I need to do a proof of concept with NCD Industrial IoT Wireless Thermocouple Temperature sensor. I need the sensor for Europe so if I am right the frequency must be 868 MHz. When I try to purchase the sensor I can´t see any option to choose frequency.
Is the Europe version available?
The frequency used is an option under the “Buy Now” tab of the product. You’ll just need to choose the 868 MHz (Europe Only)" option.
The sensor will be inside a heating chamber that normally works at 80 ºC +/- 5 ºC. I want to have traceability of temperature and generate alarms in case of over temperature. To collect data I will use your Industrial to Eth Modem as a gateway out of the chamber connected to my controller running LabVIEW.
- Is this sensor suitable for this application in terms of temperature range?
- Do you see any limitation to develop my own VI with LabVIEW?
The range is fine, the thermocouples will go down to -200C and up to 980C. The accuracy of thermocouples in my experience drops at below zero temperatures, but it is still serviceable.
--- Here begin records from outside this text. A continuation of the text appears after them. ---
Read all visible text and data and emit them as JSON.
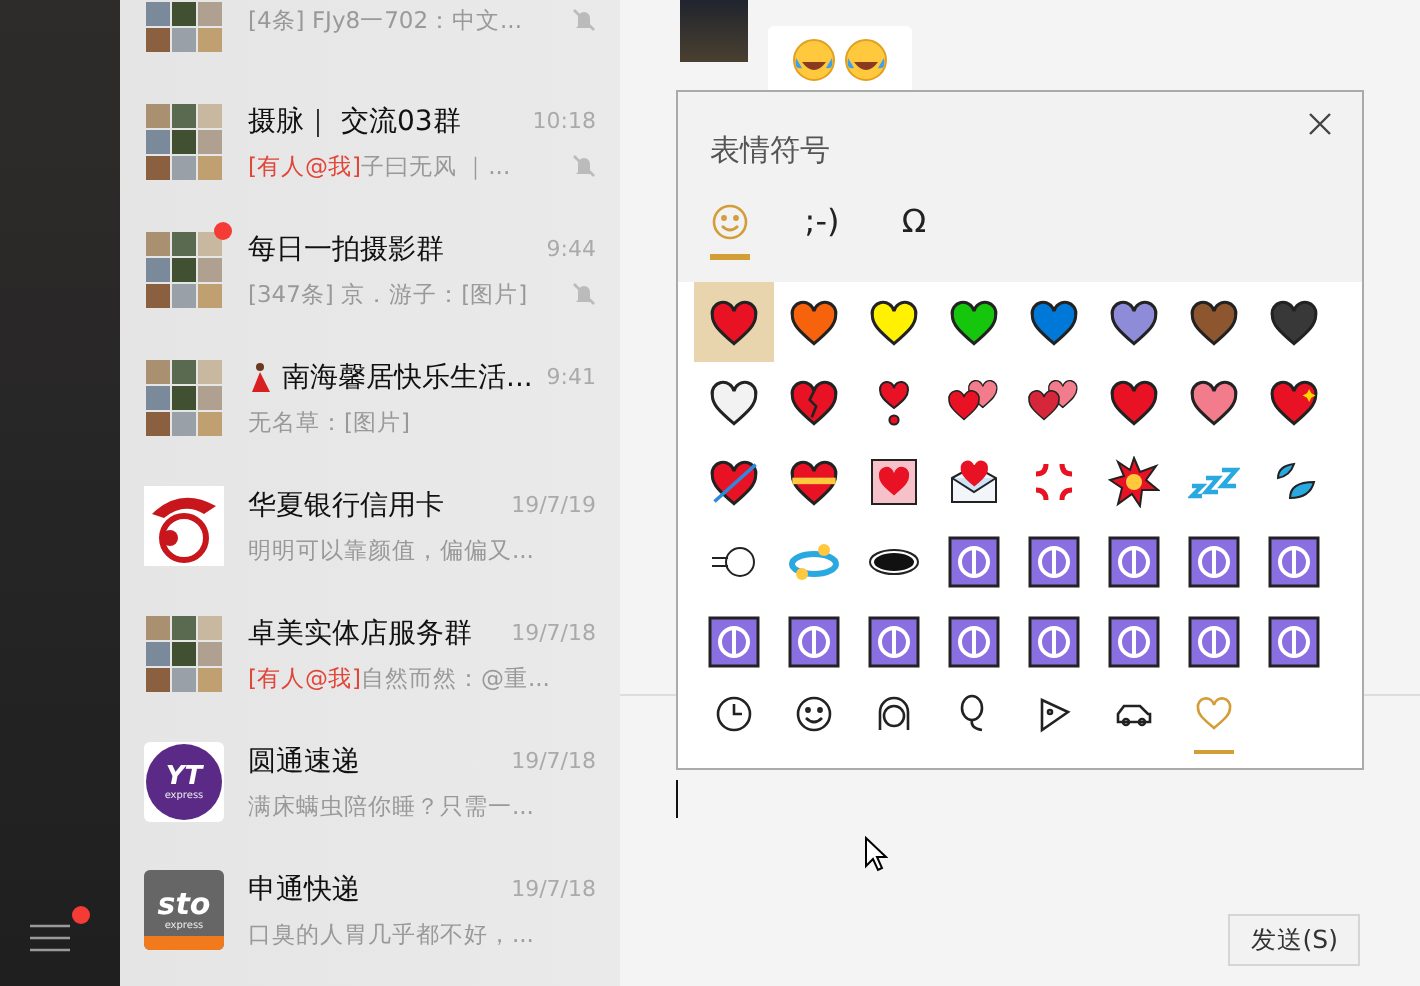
{
  "chats": [
    {
      "preview": "[4条] FJy8一702：中文...",
      "muted": true,
      "unread": false,
      "avatar": {
        "kind": "collage"
      }
    },
    {
      "name": "摄脉｜ 交流03群",
      "time": "10:18",
      "mention": "[有人@我]",
      "preview": "子曰无风 ｜...",
      "muted": true,
      "unread": false,
      "avatar": {
        "kind": "collage"
      }
    },
    {
      "name": "每日一拍摄影群",
      "time": "9:44",
      "preview": "[347条] 京．游子：[图片]",
      "muted": true,
      "unread": true,
      "avatar": {
        "kind": "collage"
      }
    },
    {
      "name": "南海馨居快乐生活...",
      "time": "9:41",
      "preview": "无名草：[图片]",
      "muted": false,
      "unread": false,
      "dancer": true,
      "avatar": {
        "kind": "collage"
      }
    },
    {
      "name": "华夏银行信用卡",
      "time": "19/7/19",
      "preview": "明明可以靠颜值，偏偏又...",
      "muted": false,
      "unread": false,
      "avatar": {
        "kind": "mascot"
      }
    },
    {
      "name": "卓美实体店服务群",
      "time": "19/7/18",
      "mention": "[有人@我]",
      "preview": "自然而然：@重...",
      "muted": false,
      "unread": false,
      "avatar": {
        "kind": "collage"
      }
    },
    {
      "name": "圆通速递",
      "time": "19/7/18",
      "preview": "满床螨虫陪你睡？只需一...",
      "muted": false,
      "unread": false,
      "avatar": {
        "kind": "yto",
        "text": "YT",
        "subtext": "express"
      }
    },
    {
      "name": "申通快递",
      "time": "19/7/18",
      "preview": "口臭的人胃几乎都不好，...",
      "muted": false,
      "unread": false,
      "avatar": {
        "kind": "sto",
        "text": "sto",
        "subtext": "express"
      }
    }
  ],
  "menu": {
    "unread": true
  },
  "emoji_panel": {
    "title": "表情符号",
    "tabs": [
      {
        "kind": "smiley",
        "selected": true
      },
      {
        "kind": "text",
        "label": ";-)",
        "selected": false
      },
      {
        "kind": "text",
        "label": "Ω",
        "selected": false
      }
    ],
    "grid": [
      {
        "kind": "heart",
        "color": "#e81224",
        "selected": true
      },
      {
        "kind": "heart",
        "color": "#f7630c",
        "selected": false
      },
      {
        "kind": "heart",
        "color": "#fff100",
        "selected": false
      },
      {
        "kind": "heart",
        "color": "#16c60c",
        "selected": false
      },
      {
        "kind": "heart",
        "color": "#0078d7",
        "selected": false
      },
      {
        "kind": "heart",
        "color": "#8e8cd8",
        "selected": false
      },
      {
        "kind": "heart",
        "color": "#8e562e",
        "selected": false
      },
      {
        "kind": "heart",
        "color": "#383838",
        "selected": false
      },
      {
        "kind": "heart",
        "color": "#f2f2f2",
        "selected": false
      },
      {
        "kind": "broken",
        "color": "#e81224",
        "selected": false
      },
      {
        "kind": "exclaim",
        "color": "#e81224",
        "selected": false
      },
      {
        "kind": "pair",
        "color": "#e81224",
        "selected": false
      },
      {
        "kind": "pair",
        "color": "#d6273a",
        "selected": false
      },
      {
        "kind": "heart",
        "color": "#e81224",
        "selected": false
      },
      {
        "kind": "heart",
        "color": "#f27c8c",
        "selected": false
      },
      {
        "kind": "sparkle",
        "color": "#e81224",
        "selected": false
      },
      {
        "kind": "arrow",
        "color": "#e81224",
        "selected": false
      },
      {
        "kind": "ribbon",
        "color": "#e81224",
        "selected": false
      },
      {
        "kind": "framed",
        "color": "#e81224",
        "selected": false
      },
      {
        "kind": "letter",
        "color": "#e81224",
        "selected": false
      },
      {
        "kind": "anger",
        "color": "#e81224",
        "selected": false
      },
      {
        "kind": "burst",
        "color": "#e81224",
        "selected": false
      },
      {
        "kind": "zzz",
        "color": "#2aa8e0",
        "selected": false
      },
      {
        "kind": "drops",
        "color": "#2aa8e0",
        "selected": false
      },
      {
        "kind": "dash",
        "selected": false
      },
      {
        "kind": "dizzy",
        "color": "#2aa8e0",
        "selected": false
      },
      {
        "kind": "hole",
        "color": "#111111",
        "selected": false
      },
      {
        "kind": "tile",
        "color": "#8a6fe0",
        "selected": false
      },
      {
        "kind": "tile",
        "color": "#8a6fe0",
        "selected": false
      },
      {
        "kind": "tile",
        "color": "#8a6fe0",
        "selected": false
      },
      {
        "kind": "tile",
        "color": "#8a6fe0",
        "selected": false
      },
      {
        "kind": "tile",
        "color": "#8a6fe0",
        "selected": false
      },
      {
        "kind": "tile",
        "color": "#8a6fe0",
        "selected": false
      },
      {
        "kind": "tile",
        "color": "#8a6fe0",
        "selected": false
      },
      {
        "kind": "tile",
        "color": "#8a6fe0",
        "selected": false
      },
      {
        "kind": "tile",
        "color": "#8a6fe0",
        "selected": false
      },
      {
        "kind": "tile",
        "color": "#8a6fe0",
        "selected": false
      },
      {
        "kind": "tile",
        "color": "#8a6fe0",
        "selected": false
      },
      {
        "kind": "tile",
        "color": "#8a6fe0",
        "selected": false
      },
      {
        "kind": "tile",
        "color": "#8a6fe0",
        "selected": false
      }
    ],
    "categories": [
      {
        "kind": "clock",
        "selected": false
      },
      {
        "kind": "smiley",
        "selected": false
      },
      {
        "kind": "face",
        "selected": false
      },
      {
        "kind": "balloon",
        "selected": false
      },
      {
        "kind": "pizza",
        "selected": false
      },
      {
        "kind": "car",
        "selected": false
      },
      {
        "kind": "heart",
        "selected": true
      }
    ]
  },
  "send_button": "发送(S)"
}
I don’t see any limitation on creating your own VI. It’s basically opening a TCP socket to the Wireless to Ethernet Modem and parsing the data that streams out of it. I’ve put in a request to release the source code for our LabView utility. You may be able to take out the chunks of code that parse the data. It is built for the USB Modem so you’ll need to abstract the transfer protocol for TCP, but they stream fairly similarly from a software perspective.
The temperature node (electronics and probes) will be inside the chamber.
Which is the range temperature of the node? I mean the enclosure containing electronics.
Is it possible to use a diferent type of temperature probes that could fit better the range of 80ºC +/- 5ºC and with better accuracy?
Not out of the box.
You could use one of the pure ADC boards and an aftermarket temperature probe like: https://www.digikey.com/product-detail/en/vishay-bc-components/NTCAIMME3C90686/BC2886-ND/4896923
I can’t recommend a particular sensor since I’m not exactly an expert on temperature sensor, but that one looks like it fits the temperature range you’re looking for and should improve accuracy.
The main down side in doing that is you have to get into EE math. Say you use a 0-10v ADC. The datasheet for that probe show resistances at temperatures so in the parser at the local machine you’d need to convert the raw byte value, convert it into raw voltage (linear equation), and then determine current resistance using OHMs law I=V/R translated to I*V=R, and then compare it to a digital representation of the table on the datasheet for the probe.
What about introducing the sensor (electronics) in the chamber at 80ºC? Is it the normal use or maybe only the probes should be inside the chamber?
I’d definitely only put the probes in there.
The electronics themselves are rated for -40 to +85C, but that’s max rating. Constant exposure to the edge of the max rating will probably decrease the longevity of the devices. We haven’t tested this, but in general its not ideal.
The thermocouple should still be within 1.5C accurate at below zero.